Task requirements — In the data below, find every line with the string "JSON" and pull it out.

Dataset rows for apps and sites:

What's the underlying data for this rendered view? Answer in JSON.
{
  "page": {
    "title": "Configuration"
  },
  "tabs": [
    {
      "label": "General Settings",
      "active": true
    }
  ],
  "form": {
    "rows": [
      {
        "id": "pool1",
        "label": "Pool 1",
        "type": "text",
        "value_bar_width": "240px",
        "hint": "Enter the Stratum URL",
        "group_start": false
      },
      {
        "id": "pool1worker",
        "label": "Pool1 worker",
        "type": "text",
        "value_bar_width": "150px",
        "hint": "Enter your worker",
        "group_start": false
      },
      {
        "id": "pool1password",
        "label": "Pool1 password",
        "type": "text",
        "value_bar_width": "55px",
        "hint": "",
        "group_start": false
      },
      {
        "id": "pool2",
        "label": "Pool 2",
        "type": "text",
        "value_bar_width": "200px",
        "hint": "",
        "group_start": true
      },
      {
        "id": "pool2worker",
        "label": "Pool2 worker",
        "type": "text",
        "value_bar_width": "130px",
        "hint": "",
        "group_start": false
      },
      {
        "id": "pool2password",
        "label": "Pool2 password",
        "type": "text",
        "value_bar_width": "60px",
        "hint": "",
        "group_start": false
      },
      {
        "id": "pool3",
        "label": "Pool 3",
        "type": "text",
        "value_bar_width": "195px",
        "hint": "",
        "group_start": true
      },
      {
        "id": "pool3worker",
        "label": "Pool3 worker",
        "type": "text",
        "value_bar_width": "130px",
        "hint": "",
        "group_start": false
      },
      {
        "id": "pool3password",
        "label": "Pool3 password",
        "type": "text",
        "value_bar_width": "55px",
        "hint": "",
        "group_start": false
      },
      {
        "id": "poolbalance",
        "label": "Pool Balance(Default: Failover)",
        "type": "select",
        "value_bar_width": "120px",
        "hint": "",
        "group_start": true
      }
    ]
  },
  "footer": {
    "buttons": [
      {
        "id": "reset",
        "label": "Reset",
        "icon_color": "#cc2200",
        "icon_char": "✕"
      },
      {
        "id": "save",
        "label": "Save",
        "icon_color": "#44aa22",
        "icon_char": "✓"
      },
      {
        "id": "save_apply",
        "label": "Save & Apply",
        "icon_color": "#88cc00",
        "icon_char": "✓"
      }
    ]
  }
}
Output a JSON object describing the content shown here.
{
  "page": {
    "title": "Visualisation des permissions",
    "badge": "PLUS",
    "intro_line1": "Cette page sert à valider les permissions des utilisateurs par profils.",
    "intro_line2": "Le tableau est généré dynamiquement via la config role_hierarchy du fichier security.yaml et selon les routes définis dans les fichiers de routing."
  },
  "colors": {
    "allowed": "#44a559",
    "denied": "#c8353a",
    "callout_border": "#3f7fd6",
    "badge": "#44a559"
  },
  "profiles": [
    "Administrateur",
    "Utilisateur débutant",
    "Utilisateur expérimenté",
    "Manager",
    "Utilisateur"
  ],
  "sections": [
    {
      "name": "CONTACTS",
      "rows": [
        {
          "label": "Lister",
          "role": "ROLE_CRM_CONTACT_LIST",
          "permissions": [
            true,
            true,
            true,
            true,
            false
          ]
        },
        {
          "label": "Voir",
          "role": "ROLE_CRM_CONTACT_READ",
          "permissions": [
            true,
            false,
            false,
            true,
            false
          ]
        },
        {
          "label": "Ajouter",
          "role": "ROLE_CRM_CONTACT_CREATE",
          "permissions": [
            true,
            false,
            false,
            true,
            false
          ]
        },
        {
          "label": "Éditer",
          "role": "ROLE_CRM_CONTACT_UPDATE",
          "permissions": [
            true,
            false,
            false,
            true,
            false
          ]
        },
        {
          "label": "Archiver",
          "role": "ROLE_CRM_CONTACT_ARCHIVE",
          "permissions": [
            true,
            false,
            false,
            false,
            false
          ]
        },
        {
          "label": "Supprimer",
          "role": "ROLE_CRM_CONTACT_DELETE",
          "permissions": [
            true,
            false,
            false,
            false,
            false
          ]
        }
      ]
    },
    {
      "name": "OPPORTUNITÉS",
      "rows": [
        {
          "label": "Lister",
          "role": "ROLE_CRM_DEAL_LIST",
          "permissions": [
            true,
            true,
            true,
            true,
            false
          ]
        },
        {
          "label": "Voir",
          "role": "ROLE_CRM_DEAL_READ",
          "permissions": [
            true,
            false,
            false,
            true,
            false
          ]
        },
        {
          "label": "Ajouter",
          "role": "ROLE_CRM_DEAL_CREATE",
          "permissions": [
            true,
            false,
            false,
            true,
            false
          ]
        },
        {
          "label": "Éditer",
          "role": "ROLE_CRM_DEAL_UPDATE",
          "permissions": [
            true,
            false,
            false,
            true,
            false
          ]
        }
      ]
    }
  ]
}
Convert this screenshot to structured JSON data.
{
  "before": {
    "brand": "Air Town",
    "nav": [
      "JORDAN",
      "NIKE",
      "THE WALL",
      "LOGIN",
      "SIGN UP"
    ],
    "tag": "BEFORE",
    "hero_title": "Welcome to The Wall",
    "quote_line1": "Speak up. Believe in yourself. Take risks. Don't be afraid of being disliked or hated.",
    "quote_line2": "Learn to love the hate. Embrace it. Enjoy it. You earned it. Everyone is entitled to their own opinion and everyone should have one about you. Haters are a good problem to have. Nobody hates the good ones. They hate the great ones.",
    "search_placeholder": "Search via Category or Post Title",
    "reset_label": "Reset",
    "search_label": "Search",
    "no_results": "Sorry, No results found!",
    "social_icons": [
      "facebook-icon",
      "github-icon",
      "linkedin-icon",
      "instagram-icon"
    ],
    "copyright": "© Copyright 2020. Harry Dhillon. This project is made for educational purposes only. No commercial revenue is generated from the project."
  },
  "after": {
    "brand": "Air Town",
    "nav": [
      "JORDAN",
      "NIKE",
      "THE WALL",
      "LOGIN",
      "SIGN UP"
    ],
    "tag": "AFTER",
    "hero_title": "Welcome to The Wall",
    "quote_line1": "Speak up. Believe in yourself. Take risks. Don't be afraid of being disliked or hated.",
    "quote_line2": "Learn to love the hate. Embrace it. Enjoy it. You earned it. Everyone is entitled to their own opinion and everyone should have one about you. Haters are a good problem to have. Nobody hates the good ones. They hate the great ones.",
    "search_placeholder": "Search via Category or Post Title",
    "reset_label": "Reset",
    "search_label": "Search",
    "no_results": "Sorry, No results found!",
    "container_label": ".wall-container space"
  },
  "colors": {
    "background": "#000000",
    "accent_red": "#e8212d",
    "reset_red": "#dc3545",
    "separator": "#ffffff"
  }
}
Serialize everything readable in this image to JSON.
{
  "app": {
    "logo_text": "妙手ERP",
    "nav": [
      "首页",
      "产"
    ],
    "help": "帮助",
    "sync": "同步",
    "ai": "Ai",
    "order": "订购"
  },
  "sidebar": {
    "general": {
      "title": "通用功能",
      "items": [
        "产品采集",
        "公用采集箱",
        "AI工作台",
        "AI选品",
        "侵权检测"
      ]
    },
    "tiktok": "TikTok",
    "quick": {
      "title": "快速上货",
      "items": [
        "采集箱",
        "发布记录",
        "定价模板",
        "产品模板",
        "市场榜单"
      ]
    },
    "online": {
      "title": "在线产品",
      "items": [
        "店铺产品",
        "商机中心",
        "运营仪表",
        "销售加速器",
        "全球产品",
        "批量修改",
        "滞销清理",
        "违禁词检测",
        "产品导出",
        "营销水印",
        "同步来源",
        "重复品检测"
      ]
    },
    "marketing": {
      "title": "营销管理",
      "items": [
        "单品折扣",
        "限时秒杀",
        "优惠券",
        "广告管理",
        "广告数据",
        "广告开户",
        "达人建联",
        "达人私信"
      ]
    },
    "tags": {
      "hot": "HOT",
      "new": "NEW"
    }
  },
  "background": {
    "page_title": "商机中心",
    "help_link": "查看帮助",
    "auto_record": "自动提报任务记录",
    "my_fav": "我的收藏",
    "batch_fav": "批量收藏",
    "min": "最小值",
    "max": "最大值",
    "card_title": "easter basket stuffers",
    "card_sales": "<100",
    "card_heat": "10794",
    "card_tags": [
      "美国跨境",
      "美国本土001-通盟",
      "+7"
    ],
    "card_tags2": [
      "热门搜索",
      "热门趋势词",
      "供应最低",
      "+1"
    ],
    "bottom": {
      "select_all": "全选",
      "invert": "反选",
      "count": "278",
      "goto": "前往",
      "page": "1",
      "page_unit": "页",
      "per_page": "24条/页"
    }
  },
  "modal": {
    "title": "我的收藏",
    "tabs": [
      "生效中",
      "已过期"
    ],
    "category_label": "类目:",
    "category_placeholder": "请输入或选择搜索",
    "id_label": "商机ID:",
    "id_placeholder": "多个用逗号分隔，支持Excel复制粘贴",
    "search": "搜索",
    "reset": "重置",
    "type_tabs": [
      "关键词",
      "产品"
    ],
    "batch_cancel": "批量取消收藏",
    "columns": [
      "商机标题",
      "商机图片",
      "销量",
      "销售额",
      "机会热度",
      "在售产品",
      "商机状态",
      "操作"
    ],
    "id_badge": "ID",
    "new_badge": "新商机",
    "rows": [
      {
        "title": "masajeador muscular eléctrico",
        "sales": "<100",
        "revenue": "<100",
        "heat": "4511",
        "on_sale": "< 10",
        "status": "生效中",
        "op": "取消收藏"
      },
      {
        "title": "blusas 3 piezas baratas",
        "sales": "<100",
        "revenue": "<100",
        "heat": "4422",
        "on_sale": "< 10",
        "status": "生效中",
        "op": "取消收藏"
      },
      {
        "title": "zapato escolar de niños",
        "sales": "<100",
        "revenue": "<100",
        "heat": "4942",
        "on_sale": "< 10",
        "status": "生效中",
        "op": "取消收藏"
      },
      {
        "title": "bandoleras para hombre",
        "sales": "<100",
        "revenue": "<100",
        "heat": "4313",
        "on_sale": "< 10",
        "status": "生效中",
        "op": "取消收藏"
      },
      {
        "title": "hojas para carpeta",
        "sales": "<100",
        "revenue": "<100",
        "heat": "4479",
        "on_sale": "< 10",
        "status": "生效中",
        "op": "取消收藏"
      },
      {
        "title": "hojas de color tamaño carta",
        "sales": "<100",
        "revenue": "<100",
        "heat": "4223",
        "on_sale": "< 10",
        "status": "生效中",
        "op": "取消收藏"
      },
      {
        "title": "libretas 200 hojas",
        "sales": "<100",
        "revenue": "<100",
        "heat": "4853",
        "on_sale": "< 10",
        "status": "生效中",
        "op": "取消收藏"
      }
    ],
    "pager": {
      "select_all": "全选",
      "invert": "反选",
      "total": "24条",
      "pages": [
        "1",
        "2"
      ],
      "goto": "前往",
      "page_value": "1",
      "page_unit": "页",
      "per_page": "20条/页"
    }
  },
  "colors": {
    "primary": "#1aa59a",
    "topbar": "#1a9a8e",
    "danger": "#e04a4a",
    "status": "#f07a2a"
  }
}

Exercise response —
What's the underlying data for this rendered view? Answer in JSON.
Output a JSON object describing the content shown here.
Convert this screenshot to structured JSON data.
Serialize everything readable in this image to JSON.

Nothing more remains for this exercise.